» Description of the task: The word "value" marks the lines to find; copy every such line from the data below.

» Data in this exercise:
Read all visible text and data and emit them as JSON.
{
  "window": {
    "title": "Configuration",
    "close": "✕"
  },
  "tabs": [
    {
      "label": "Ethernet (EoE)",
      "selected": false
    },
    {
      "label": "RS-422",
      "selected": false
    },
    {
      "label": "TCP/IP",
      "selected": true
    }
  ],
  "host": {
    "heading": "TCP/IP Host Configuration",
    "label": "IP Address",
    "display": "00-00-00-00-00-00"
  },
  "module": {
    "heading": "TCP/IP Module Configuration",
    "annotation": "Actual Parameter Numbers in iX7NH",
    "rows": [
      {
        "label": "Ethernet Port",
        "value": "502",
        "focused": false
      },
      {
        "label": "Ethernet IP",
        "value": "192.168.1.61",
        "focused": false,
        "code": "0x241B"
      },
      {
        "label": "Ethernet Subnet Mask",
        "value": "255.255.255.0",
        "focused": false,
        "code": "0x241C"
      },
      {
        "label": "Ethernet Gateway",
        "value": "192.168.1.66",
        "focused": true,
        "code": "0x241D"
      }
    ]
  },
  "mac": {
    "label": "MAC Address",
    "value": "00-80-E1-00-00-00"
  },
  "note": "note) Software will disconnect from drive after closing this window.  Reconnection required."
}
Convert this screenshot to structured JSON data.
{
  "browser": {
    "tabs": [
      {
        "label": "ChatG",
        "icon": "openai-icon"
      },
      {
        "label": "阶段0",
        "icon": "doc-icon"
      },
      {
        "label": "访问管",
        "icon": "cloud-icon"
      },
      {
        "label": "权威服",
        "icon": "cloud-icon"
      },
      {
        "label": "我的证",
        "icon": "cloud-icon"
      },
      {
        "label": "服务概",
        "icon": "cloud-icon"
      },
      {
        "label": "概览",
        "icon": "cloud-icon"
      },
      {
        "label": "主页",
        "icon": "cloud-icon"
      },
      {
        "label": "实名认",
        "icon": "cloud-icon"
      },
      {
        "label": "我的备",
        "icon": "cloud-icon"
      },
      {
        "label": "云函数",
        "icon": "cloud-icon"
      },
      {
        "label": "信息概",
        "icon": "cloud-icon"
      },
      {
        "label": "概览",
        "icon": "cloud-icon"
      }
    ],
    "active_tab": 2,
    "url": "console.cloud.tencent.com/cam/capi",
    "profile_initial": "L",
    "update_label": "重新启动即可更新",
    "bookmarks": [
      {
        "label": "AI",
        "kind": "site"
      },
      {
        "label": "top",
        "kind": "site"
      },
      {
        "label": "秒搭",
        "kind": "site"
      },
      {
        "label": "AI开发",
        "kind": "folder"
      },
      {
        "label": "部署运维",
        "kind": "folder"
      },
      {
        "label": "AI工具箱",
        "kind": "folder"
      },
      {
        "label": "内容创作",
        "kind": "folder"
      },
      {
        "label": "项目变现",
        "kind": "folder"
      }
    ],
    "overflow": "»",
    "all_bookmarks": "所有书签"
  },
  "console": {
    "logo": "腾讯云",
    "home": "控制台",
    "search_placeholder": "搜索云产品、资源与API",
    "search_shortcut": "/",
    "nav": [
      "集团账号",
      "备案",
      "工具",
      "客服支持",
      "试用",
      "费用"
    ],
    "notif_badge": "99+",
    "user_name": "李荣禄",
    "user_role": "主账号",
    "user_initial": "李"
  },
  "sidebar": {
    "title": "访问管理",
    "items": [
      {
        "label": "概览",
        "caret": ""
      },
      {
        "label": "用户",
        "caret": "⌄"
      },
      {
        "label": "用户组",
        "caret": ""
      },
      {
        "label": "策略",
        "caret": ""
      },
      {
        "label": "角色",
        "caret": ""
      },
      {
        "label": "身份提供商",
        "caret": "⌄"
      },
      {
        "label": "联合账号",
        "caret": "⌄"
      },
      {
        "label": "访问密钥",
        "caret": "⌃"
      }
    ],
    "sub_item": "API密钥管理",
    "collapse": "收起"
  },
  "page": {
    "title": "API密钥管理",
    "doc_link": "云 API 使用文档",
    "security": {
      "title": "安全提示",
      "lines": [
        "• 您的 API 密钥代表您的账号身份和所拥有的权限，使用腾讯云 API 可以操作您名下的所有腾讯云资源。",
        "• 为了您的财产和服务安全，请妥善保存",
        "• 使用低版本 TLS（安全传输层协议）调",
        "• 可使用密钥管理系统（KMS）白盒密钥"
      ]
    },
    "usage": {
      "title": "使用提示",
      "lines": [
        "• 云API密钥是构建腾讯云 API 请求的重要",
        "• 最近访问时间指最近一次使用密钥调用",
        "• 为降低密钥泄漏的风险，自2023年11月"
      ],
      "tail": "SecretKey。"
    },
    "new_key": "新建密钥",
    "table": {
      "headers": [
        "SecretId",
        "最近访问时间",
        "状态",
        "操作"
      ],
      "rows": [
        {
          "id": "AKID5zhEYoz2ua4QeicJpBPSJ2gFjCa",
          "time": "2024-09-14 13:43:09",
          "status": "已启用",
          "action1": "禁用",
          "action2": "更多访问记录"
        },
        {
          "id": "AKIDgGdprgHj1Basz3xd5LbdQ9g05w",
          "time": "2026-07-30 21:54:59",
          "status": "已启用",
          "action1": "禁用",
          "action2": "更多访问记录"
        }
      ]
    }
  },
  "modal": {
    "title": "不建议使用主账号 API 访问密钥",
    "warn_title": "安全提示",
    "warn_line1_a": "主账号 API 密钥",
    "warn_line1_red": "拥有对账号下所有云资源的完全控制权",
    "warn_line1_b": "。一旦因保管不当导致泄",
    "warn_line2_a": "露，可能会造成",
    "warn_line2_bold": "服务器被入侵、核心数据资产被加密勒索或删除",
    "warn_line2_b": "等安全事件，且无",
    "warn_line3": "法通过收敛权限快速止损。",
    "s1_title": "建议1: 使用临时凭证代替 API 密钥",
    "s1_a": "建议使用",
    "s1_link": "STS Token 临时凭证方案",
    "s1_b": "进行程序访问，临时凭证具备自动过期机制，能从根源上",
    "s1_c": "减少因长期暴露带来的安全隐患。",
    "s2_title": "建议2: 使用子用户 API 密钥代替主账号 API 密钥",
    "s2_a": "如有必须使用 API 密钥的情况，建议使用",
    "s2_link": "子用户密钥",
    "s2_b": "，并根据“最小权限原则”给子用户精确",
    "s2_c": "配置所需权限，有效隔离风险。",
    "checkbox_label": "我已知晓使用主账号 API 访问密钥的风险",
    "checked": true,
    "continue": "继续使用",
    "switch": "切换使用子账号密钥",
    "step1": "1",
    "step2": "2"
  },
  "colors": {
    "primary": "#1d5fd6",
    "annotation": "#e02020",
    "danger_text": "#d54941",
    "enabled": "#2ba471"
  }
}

» Answer space:
        "value": "502",
        "value": "192.168.1.61",
        "value": "255.255.255.0",
        "value": "192.168.1.66",
    "value": "00-80-E1-00-00-00"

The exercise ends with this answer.